Increasing numbers of retailers are introducing tablet-based computers into their stores. Initial use cases have largely centred on improving customer service. Store staff can use the new devices for a variety of purposes including checking product availability, stock replenishment, employee scheduling, communications and messaging.

Platform choice

The best starting point is which operating system to go with – iOS, Android or Windows. This has many implications including compatibility with existing applications and the ability to achieve rapid employee adoption. The ability to run a cut down version of your existing point of sale (PoS) applications on the tablets has many advantages. IT departments will always prefer not to have to train up staff on new platforms and applications. They will want to be able to lock down configuration settings, manage the estate of remote devices effectively and use existing peripherals such as printers where possible. Security will also be a major consideration – both from an asset protection perspective and at a data security level.

The shift to transactional devices

But tablets can also be used as transactional terminals and this is where the choices can become more critical. A card acceptance capability is a key feature of a transactional tablet solution. Many early adopters of tablets in-store are now looking to add payments to their existing solution and some are finding that it would have been easier if they had considered this aspect in more detail upfront.

Experience is showing that the requirements for in-store tablet-based mobile payments are very different to the now widely available smartphone-based mobile payment solutions. Enterprise retailers have very different needs to those of micro-merchants or remote/outdoor traders.

Payments considerations

Payments acceptance solutions have rigorous security and compliance demands, including PCI DSS, PA-DSS, PCI PTS, plus European and international payment network requirements. With the increasing criminal attention on card details and large data breaches, introducing mobile payments is no easy thing. It requires careful planning, investment, expertise and patience.

From a hardware perspective a secure smartcard reader and PIN pad are required. These may be attached to the tablet by means of a sled/bracket/case or you can choose a standalone certified card reading PIN pad. As most tablets are designed as consumer devices their design and size keep changing with technological advances. This means that your case/bracket will need to be redesigned regularly. How practical is it to carry tablets, PIN pads and printers around for hours?

Portability issues

As these are portable devices they will have to be able to cope with the demands of a harsh retail environment. It is inevitable that they will be dropped at some point, knocked and generally not cared for as much as a prized Christmas present personal device. How rugged and well manufactured are each model? There are big differences in my mind. Battery life is also a key consideration from two perspectives. How many hours can they operate for and how many transactions can they process before needing a recharge? Store hours are much longer than typical consumer or micro-merchant usage. When it comes to recharging, how practical a solution is offered to recharge multiple devices at one time. Specially designed recharging stations should be investigated.

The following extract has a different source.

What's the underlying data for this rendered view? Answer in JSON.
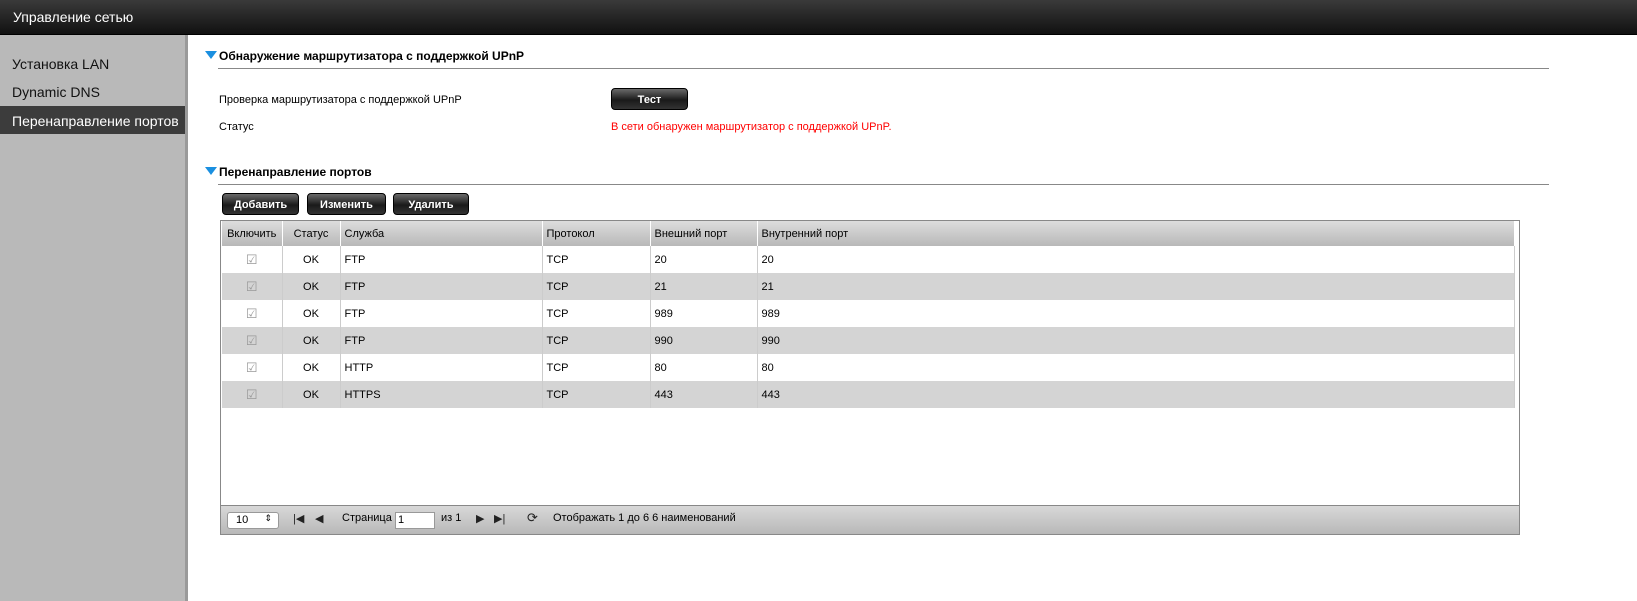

The PIN pads and tablets are valuable items. How will you secure them? They will have value both to disgruntled employees and on the black market where criminals will offer high prices. Cash registers in comparison were easy to secure and quickly noticed if ever removed. What policies will you implement to secure and track these new devices?

From an omnichannel perspective and having a single view of all customer activity there are many advantages of adopting a consistent payments application strategy. This also simplifies and reduces the costs and timelines of achieving the array of payments certifications. When introducing a new tablet-based mobile payments solution it would be sensible to consider introducing point-to-point encryption at the same time. This would help reduce your PCI DSS compliance scope.

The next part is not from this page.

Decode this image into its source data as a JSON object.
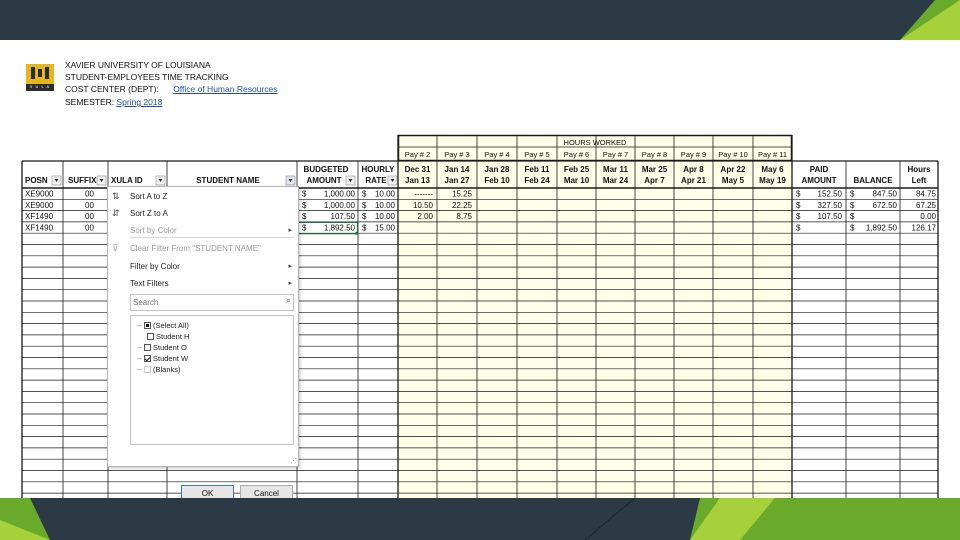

Tablets have a great future

Tablets will inevitably bring major benefits to both consumers when shopping and to retailers. They have far more power and capabilities than cash registers and early POS systems. Transactional tablet solutions that include a mobile payments capability will be seen in-store in increasing numbers. But their introduction and choice needs to be made carefully. There are many critical payments considerations that need to be taken into account. Move forward, but tread carefully!

Tablets and mobile payments will be widely featured at the Retail Business Technology Expo which runs from 11-12 March 2014 at London's Earls Court.

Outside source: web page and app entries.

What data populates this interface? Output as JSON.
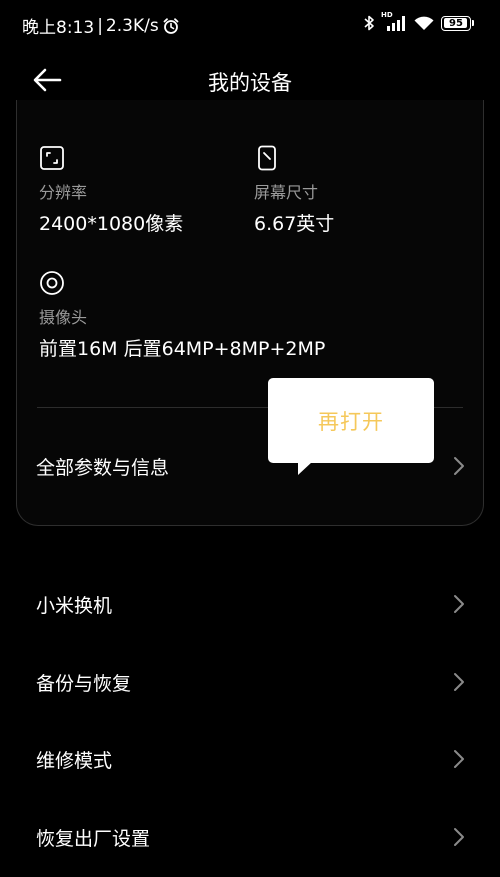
{
  "status_bar": {
    "time": "晚上8:13",
    "separator": "|",
    "net_speed": "2.3K/s",
    "hd_label": "HD",
    "battery_level": 95,
    "battery_text": "95"
  },
  "header": {
    "title": "我的设备"
  },
  "specs": [
    {
      "label": "分辨率",
      "value": "2400*1080像素"
    },
    {
      "label": "屏幕尺寸",
      "value": "6.67英寸"
    },
    {
      "label": "摄像头",
      "value": "前置16M 后置64MP+8MP+2MP"
    }
  ],
  "all_params": {
    "label": "全部参数与信息"
  },
  "tooltip": {
    "text": "再打开"
  },
  "menu": [
    {
      "label": "小米换机"
    },
    {
      "label": "备份与恢复"
    },
    {
      "label": "维修模式"
    },
    {
      "label": "恢复出厂设置"
    }
  ],
  "colors": {
    "background": "#000000",
    "tooltip_text": "#f5c85a",
    "label_gray": "#9a9a9a"
  }
}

Mark McMurtrie is an independent consultant who specialises in consumer payments technology. He provides a range of advisory services to retailers, payment service providers and technology providers through his company Payments Consultancy Ltd. More details available from www.payments-consultancy.com